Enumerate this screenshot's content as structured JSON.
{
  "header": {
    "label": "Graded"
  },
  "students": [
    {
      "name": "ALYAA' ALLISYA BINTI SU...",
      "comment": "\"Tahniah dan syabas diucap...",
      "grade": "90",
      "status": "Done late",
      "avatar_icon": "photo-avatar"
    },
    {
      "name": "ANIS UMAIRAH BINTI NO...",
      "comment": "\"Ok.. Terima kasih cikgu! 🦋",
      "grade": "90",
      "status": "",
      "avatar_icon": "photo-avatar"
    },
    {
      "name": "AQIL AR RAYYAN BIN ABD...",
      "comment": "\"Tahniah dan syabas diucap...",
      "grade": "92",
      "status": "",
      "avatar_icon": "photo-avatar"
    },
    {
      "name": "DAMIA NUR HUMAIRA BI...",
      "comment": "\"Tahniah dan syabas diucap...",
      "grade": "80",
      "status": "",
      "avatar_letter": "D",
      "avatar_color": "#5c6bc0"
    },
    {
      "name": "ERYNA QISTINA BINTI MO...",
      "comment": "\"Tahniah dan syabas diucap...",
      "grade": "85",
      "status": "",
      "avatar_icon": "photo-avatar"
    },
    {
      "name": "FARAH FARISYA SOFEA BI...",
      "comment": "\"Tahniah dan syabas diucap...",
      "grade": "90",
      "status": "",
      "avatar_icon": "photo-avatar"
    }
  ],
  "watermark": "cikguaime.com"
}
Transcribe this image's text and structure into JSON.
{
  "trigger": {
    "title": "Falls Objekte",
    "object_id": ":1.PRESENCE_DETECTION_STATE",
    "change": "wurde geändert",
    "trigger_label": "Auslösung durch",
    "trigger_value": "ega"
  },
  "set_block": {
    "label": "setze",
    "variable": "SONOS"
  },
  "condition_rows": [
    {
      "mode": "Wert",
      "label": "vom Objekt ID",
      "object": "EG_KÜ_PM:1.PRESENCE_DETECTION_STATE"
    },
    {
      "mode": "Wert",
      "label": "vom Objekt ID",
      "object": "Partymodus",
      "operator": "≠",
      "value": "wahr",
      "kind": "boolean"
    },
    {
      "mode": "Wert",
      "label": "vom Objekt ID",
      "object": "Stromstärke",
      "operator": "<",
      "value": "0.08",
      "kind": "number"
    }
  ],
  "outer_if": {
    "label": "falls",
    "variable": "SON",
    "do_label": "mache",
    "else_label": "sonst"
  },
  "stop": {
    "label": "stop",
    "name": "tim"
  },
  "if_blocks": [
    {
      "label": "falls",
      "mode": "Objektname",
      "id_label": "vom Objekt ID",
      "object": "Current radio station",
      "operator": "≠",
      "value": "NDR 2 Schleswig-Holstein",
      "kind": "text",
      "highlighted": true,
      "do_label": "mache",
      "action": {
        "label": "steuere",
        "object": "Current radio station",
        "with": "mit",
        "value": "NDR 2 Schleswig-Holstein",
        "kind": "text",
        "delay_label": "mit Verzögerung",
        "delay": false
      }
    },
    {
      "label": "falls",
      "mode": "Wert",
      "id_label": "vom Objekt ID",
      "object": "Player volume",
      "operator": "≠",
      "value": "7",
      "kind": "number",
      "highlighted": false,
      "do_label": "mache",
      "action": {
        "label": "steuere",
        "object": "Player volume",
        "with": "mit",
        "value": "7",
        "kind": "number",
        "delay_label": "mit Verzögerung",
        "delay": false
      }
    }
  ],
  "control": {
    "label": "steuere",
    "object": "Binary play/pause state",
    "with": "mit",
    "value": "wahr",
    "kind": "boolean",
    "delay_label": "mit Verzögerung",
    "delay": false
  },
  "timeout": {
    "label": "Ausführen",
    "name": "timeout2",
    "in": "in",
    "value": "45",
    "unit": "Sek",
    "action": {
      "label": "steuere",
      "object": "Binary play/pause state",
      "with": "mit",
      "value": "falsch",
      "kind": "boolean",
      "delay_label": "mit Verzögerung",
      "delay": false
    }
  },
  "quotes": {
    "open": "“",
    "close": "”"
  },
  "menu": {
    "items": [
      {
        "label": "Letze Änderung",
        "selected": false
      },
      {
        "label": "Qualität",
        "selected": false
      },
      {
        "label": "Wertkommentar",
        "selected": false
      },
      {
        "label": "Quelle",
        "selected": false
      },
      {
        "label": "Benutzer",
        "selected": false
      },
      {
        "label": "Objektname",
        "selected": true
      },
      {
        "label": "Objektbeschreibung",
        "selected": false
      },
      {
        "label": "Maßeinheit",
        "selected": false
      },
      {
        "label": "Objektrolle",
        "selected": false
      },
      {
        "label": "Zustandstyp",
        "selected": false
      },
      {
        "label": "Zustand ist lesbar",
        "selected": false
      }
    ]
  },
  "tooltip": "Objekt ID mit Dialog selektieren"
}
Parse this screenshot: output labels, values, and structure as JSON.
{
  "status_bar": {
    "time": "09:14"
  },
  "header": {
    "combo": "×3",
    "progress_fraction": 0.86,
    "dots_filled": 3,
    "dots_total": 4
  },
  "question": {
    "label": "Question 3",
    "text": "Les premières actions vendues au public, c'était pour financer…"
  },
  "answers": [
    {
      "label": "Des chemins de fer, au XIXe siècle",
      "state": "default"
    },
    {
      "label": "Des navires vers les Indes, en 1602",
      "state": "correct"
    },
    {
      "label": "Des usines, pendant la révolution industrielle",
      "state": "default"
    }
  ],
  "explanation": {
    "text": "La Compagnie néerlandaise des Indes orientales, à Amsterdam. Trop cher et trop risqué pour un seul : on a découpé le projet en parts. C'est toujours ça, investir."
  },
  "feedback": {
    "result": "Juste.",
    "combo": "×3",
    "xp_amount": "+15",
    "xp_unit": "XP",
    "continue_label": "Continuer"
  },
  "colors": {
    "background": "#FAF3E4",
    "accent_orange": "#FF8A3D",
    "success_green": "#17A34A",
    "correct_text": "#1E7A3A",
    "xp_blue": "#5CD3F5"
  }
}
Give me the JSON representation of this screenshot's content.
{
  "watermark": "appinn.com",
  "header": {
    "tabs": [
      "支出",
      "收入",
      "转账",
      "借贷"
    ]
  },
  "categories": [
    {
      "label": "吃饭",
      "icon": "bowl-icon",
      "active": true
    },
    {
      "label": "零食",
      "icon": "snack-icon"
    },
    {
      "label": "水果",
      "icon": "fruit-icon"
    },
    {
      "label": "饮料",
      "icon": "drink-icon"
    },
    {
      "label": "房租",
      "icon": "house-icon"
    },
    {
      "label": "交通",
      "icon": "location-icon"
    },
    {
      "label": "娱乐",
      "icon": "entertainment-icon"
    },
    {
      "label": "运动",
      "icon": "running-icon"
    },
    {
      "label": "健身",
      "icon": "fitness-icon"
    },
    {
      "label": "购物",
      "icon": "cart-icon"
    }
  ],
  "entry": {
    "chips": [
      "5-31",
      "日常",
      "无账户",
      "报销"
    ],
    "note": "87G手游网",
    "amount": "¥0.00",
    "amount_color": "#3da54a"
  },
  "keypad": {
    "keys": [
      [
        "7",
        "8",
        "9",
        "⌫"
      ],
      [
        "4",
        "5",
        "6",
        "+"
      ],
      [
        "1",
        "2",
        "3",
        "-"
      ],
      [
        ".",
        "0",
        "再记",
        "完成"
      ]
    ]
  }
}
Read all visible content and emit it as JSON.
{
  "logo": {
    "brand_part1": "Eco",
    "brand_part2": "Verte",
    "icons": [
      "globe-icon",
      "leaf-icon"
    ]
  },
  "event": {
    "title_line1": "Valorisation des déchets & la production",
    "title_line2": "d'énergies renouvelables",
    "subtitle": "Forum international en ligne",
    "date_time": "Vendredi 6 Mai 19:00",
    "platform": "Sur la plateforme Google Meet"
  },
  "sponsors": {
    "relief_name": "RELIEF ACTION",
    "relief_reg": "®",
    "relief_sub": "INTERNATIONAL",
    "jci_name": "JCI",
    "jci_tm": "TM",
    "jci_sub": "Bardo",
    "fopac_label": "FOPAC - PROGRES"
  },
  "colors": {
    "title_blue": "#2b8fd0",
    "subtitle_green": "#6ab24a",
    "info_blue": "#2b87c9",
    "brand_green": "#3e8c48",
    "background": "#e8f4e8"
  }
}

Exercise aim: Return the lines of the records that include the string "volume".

Answer space:
      "object": "Player volume",
        "object": "Player volume",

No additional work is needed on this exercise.